In high winds, you may notice your curtains moving a little. Most of us have vents in the window frame to allow air to come in. This prevents mold and stale air building up inside that can damage the interior of our home. However, if you shut these vents and the air is still moving a heavy curtain, you may need to check your window seals are still good. With uPVC windows, the seals are often a rubber flap. These are often glued to the frame, but excess temperatures from direct sun or indoor heating can cause them to fail. You could do a fix-up job yourself, but if the windows are still under warranty, call the installers to check them.
When you look at the ceilings, especially upstairs, they should be an uniform color. If there are any darker patches, this may be a sign that water is penetrating the ceiling from above. Often, the cause is just a leaky pipe. Finding the leak can be tricky, because water will follow gravity. That means the run from the pipe seal to the ceiling patch could be many inches or even yards apart. If you are not confident in climbing into crawl spaces or attics, you may need a plumber or handyman to trace the leak and fix the pipe.
Another reason for water on the ceiling could be a leak from the roof. The trusses that hold up the roof are made of wood, so having water running down them and onto a plaster ceiling will quickly cause significant damage. Go up into your attic space with the lights off. If you can see daylight, then water is likely getting in from that location. You will need a professional roofer to get up onto the outside of your roof and replace any tiles or shingles that have perished. There are roof services in Minneapolis and St Paul by professional roofing contractor Iron River Construction and other companies that specialize in this kind of work.
If you want to see the work for yourself, you should be able to use a pair of binoculars and see all of your roof from the ground.
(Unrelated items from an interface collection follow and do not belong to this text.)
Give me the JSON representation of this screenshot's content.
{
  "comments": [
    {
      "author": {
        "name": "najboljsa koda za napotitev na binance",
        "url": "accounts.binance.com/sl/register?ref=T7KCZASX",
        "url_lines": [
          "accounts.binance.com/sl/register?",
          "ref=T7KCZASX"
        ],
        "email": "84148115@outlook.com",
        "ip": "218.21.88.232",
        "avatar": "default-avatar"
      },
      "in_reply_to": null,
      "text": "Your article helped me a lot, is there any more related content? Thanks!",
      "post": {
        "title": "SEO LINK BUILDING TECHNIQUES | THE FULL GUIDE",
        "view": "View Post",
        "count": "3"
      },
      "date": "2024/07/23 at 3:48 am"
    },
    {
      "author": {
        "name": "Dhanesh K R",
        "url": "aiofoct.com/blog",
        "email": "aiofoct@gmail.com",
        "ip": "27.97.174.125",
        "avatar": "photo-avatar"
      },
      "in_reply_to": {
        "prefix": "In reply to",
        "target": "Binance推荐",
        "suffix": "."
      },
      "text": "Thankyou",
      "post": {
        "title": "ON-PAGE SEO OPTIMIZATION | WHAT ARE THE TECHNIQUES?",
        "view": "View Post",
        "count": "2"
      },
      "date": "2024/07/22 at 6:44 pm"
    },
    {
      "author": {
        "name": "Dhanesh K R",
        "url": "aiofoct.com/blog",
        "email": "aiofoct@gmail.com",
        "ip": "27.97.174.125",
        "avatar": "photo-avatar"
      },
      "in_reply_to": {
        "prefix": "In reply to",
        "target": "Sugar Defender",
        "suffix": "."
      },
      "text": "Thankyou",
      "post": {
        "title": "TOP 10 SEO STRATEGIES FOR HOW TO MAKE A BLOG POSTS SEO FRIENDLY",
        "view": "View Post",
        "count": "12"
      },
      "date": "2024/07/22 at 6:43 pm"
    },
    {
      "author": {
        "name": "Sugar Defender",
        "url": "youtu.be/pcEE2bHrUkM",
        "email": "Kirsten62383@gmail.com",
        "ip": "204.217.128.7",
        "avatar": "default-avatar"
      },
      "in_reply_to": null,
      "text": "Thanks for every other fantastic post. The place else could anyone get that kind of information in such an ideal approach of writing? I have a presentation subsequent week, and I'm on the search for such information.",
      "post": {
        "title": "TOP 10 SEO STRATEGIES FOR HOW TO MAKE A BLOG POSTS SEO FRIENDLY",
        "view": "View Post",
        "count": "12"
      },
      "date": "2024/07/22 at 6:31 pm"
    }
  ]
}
You could even ask your roofer to place a sticker on the damaged, or new tile so you can see the work is done. It can be nerve wracking having a contractor in to do work you cannot see for yourself, but the cost of the damage you may incur will be a much greater burden. You can always ask for customer references or check them out online if you are concerned about a workman’s credentials.